- What the task requires
Print all the records exactly as they stand.

....

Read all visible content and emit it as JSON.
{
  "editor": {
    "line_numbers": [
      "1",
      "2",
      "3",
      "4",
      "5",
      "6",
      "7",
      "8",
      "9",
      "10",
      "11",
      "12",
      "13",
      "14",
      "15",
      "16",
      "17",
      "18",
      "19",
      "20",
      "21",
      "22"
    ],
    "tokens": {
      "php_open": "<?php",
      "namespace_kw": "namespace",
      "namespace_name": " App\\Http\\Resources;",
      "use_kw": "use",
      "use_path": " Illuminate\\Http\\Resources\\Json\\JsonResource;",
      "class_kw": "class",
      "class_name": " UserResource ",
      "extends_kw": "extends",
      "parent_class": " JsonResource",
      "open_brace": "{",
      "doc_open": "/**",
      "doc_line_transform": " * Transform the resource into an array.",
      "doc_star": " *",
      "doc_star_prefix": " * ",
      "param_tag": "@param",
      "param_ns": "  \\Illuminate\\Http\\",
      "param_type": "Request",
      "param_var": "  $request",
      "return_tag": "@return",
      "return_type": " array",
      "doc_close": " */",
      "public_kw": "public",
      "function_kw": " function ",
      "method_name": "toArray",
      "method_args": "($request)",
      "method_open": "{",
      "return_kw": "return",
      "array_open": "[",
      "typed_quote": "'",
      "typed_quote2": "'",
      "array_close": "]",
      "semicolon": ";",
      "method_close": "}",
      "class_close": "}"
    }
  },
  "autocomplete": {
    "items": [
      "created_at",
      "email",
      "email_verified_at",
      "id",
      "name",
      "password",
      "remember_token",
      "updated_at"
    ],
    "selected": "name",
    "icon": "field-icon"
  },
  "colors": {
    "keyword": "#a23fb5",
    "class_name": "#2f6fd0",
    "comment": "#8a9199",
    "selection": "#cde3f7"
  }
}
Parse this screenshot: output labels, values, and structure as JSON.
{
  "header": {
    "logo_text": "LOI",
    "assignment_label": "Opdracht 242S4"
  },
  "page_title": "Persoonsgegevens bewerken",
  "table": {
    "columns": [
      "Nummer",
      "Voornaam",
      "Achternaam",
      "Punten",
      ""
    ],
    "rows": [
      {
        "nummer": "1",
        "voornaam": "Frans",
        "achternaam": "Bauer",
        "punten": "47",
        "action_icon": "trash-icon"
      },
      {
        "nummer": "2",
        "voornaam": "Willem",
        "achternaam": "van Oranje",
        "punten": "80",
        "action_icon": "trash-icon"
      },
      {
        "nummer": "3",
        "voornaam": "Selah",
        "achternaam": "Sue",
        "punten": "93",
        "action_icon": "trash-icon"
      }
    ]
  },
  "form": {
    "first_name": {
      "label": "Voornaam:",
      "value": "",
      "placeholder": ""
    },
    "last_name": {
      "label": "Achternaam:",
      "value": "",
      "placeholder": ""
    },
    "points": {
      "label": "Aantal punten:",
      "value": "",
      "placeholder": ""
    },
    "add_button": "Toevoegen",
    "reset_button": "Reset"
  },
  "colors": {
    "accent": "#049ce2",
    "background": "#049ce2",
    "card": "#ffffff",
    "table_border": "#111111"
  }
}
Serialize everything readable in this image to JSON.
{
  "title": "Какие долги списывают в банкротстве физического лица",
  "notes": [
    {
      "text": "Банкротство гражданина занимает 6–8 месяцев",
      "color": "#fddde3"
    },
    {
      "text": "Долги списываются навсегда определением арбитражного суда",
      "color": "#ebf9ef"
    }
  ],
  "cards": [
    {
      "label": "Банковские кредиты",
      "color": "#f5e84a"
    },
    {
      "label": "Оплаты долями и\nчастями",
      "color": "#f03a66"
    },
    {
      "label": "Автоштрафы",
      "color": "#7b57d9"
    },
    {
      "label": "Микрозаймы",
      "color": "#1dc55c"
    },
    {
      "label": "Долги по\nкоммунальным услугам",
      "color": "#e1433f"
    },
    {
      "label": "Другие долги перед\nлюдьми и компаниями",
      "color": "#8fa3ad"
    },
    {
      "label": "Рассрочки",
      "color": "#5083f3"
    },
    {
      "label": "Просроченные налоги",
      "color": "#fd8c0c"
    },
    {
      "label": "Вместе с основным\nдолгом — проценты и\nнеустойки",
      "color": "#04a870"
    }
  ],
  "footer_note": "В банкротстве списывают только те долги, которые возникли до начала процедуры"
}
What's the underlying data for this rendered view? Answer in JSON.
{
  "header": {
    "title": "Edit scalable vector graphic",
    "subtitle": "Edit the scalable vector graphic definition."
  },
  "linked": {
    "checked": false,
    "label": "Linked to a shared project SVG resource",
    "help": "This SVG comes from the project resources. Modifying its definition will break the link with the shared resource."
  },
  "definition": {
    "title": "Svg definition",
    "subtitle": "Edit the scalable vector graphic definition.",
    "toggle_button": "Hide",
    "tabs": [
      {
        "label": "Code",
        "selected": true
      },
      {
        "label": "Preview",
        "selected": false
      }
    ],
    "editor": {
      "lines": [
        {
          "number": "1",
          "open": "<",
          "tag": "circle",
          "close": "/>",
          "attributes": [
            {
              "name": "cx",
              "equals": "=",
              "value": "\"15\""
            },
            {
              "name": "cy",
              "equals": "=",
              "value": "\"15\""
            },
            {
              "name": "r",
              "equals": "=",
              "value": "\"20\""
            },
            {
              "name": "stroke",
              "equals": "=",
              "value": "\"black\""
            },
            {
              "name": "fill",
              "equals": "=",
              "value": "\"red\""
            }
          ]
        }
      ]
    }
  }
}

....

- Output
Read all visible content and emit it as JSON.
{
  "editor": {
    "line_numbers": [
      "1",
      "2",
      "3",
      "4",
      "5",
      "6",
      "7",
      "8",
      "9",
      "10",
      "11",
      "12",
      "13",
      "14",
      "15",
      "16",
      "17",
      "18",
      "19",
      "20",
      "21",
      "22"
    ],
    "tokens": {
      "php_open": "<?php",
      "namespace_kw": "namespace",
      "namespace_name": " App\\Http\\Resources;",
      "use_kw": "use",
      "use_path": " Illuminate\\Http\\Resources\\Json\\JsonResource;",
      "class_kw": "class",
      "class_name": " UserResource ",
      "extends_kw": "extends",
      "parent_class": " JsonResource",
      "open_brace": "{",
      "doc_open": "/**",
      "doc_line_transform": " * Transform the resource into an array.",
      "doc_star": " *",
      "doc_star_prefix": " * ",
      "param_tag": "@param",
      "param_ns": "  \\Illuminate\\Http\\",
      "param_type": "Request",
      "param_var": "  $request",
      "return_tag": "@return",
      "return_type": " array",
      "doc_close": " */",
      "public_kw": "public",
      "function_kw": " function ",
      "method_name": "toArray",
      "method_args": "($request)",
      "method_open": "{",
      "return_kw": "return",
      "array_open": "[",
      "typed_quote": "'",
      "typed_quote2": "'",
      "array_close": "]",
      "semicolon": ";",
      "method_close": "}",
      "class_close": "}"
    }
  },
  "autocomplete": {
    "items": [
      "created_at",
      "email",
      "email_verified_at",
      "id",
      "name",
      "password",
      "remember_token",
      "updated_at"
    ],
    "selected": "name",
    "icon": "field-icon"
  },
  "colors": {
    "keyword": "#a23fb5",
    "class_name": "#2f6fd0",
    "comment": "#8a9199",
    "selection": "#cde3f7"
  }
}
Parse this screenshot: output labels, values, and structure as JSON.
{
  "header": {
    "logo_text": "LOI",
    "assignment_label": "Opdracht 242S4"
  },
  "page_title": "Persoonsgegevens bewerken",
  "table": {
    "columns": [
      "Nummer",
      "Voornaam",
      "Achternaam",
      "Punten",
      ""
    ],
    "rows": [
      {
        "nummer": "1",
        "voornaam": "Frans",
        "achternaam": "Bauer",
        "punten": "47",
        "action_icon": "trash-icon"
      },
      {
        "nummer": "2",
        "voornaam": "Willem",
        "achternaam": "van Oranje",
        "punten": "80",
        "action_icon": "trash-icon"
      },
      {
        "nummer": "3",
        "voornaam": "Selah",
        "achternaam": "Sue",
        "punten": "93",
        "action_icon": "trash-icon"
      }
    ]
  },
  "form": {
    "first_name": {
      "label": "Voornaam:",
      "value": "",
      "placeholder": ""
    },
    "last_name": {
      "label": "Achternaam:",
      "value": "",
      "placeholder": ""
    },
    "points": {
      "label": "Aantal punten:",
      "value": "",
      "placeholder": ""
    },
    "add_button": "Toevoegen",
    "reset_button": "Reset"
  },
  "colors": {
    "accent": "#049ce2",
    "background": "#049ce2",
    "card": "#ffffff",
    "table_border": "#111111"
  }
}
Serialize everything readable in this image to JSON.
{
  "title": "Какие долги списывают в банкротстве физического лица",
  "notes": [
    {
      "text": "Банкротство гражданина занимает 6–8 месяцев",
      "color": "#fddde3"
    },
    {
      "text": "Долги списываются навсегда определением арбитражного суда",
      "color": "#ebf9ef"
    }
  ],
  "cards": [
    {
      "label": "Банковские кредиты",
      "color": "#f5e84a"
    },
    {
      "label": "Оплаты долями и\nчастями",
      "color": "#f03a66"
    },
    {
      "label": "Автоштрафы",
      "color": "#7b57d9"
    },
    {
      "label": "Микрозаймы",
      "color": "#1dc55c"
    },
    {
      "label": "Долги по\nкоммунальным услугам",
      "color": "#e1433f"
    },
    {
      "label": "Другие долги перед\nлюдьми и компаниями",
      "color": "#8fa3ad"
    },
    {
      "label": "Рассрочки",
      "color": "#5083f3"
    },
    {
      "label": "Просроченные налоги",
      "color": "#fd8c0c"
    },
    {
      "label": "Вместе с основным\nдолгом — проценты и\nнеустойки",
      "color": "#04a870"
    }
  ],
  "footer_note": "В банкротстве списывают только те долги, которые возникли до начала процедуры"
}
What's the underlying data for this rendered view? Answer in JSON.
{
  "header": {
    "title": "Edit scalable vector graphic",
    "subtitle": "Edit the scalable vector graphic definition."
  },
  "linked": {
    "checked": false,
    "label": "Linked to a shared project SVG resource",
    "help": "This SVG comes from the project resources. Modifying its definition will break the link with the shared resource."
  },
  "definition": {
    "title": "Svg definition",
    "subtitle": "Edit the scalable vector graphic definition.",
    "toggle_button": "Hide",
    "tabs": [
      {
        "label": "Code",
        "selected": true
      },
      {
        "label": "Preview",
        "selected": false
      }
    ],
    "editor": {
      "lines": [
        {
          "number": "1",
          "open": "<",
          "tag": "circle",
          "close": "/>",
          "attributes": [
            {
              "name": "cx",
              "equals": "=",
              "value": "\"15\""
            },
            {
              "name": "cy",
              "equals": "=",
              "value": "\"15\""
            },
            {
              "name": "r",
              "equals": "=",
              "value": "\"20\""
            },
            {
              "name": "stroke",
              "equals": "=",
              "value": "\"black\""
            },
            {
              "name": "fill",
              "equals": "=",
              "value": "\"red\""
            }
          ]
        }
      ]
    }
  }
}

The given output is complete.